"We're just kind of in a holding pattern," Fisher said last week when asked about Mawae.
The Titans drafted left tackle Michael Roos and right tackle David Stewart in 2005, and both now have four years left on their contracts. The team liked Amano in 2004 and made him the 239th pick overall out of Southeast Missouri State. The 6-foot-3, 310-pounder started two games as a rookie and permanently moved into the starting lineup in 2008 at left guard.
Munchak said he asked Amano where he'd be most comfortable at early this offseason, and he prefers the center spot he played in college.
Quarterback Vince Young believes the six-year veteran was well prepared by Mawae and sees him taking over the line as the man who makes the protection calls against defenses.

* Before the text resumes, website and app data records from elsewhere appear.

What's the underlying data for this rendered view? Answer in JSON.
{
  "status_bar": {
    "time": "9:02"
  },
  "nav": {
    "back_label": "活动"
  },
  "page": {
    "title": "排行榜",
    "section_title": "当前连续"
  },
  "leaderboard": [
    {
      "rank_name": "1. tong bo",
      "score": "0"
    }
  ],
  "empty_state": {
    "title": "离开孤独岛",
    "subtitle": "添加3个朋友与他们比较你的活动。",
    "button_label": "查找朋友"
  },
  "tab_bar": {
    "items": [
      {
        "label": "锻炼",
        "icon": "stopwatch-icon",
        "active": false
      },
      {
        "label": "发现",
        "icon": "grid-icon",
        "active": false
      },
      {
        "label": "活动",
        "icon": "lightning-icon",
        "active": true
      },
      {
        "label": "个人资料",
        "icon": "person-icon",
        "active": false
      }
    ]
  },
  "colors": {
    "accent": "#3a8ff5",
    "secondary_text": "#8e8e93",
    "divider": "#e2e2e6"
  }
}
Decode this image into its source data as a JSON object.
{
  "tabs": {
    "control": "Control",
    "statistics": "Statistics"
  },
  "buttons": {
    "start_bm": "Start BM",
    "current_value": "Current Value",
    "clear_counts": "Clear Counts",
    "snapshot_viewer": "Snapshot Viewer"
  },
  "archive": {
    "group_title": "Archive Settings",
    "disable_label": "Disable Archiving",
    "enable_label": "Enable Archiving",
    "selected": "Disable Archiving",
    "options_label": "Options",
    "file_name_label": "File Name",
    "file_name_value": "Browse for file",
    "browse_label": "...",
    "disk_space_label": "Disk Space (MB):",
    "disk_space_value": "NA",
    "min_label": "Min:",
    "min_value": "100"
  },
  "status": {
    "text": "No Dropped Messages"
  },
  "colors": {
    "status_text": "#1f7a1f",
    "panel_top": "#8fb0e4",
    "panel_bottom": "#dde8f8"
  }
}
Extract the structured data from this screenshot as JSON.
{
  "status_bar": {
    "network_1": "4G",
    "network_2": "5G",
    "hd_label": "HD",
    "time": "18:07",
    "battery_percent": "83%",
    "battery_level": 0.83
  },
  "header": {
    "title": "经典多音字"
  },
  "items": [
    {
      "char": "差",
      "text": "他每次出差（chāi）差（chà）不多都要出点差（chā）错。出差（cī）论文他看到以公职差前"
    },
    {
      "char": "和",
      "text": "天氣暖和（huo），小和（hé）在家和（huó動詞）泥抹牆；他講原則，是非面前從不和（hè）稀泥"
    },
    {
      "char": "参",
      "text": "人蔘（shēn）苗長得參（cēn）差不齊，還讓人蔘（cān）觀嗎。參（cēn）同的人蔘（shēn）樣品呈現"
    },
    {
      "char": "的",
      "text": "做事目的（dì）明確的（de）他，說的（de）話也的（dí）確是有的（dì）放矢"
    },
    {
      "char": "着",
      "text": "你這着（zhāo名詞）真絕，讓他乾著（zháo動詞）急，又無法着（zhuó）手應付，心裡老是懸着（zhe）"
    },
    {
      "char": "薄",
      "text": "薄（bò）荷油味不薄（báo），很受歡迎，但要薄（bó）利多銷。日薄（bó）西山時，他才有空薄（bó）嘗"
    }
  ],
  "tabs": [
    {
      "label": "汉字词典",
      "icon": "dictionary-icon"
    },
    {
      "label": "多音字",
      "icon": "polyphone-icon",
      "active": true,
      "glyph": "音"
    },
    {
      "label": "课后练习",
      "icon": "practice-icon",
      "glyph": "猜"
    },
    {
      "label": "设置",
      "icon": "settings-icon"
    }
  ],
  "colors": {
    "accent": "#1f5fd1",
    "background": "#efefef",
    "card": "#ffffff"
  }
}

"Eugene did a phenomenal job of paying attention," Young said. "Eugene's a very, very smart guy and a very physical guy to me. He's outstanding. I've been playing with him since scout team. I know the type of talent that he has. To me, it's good to see he's getting the opportunity to take over and be what he wants to be -- a starting center. Congrats to him."
Harris, who's 6-3 and 302 pounds, played at center and both guard spots in college. In his second NFL season, he started for an injured Mawae in two games, including a divisional playoff loss to the Baltimore Ravens in January 2009. He started at right tackle for Stewart last season against the San Francisco 49ers.
Harris said he knows there's pressure stepping into this starting line.
"Our offensive line has been known as one of the best out there year after year," he said. "You don't want that to drop any or the things we have achieved to drop any. There's a little bit of pressure. I look forward to it, and I'm enjoying playing beside those guys."
Munchak said his high expectations don't change. With the entire offseason, training camp and the preseason, he expects the line to work smoothly with no excuses when the season opens Sept. 12 against the Oakland Raiders.
"We should be feeling like we can pick up where we left off last year," Munchak said.
Copyright 2010 by The Associated Press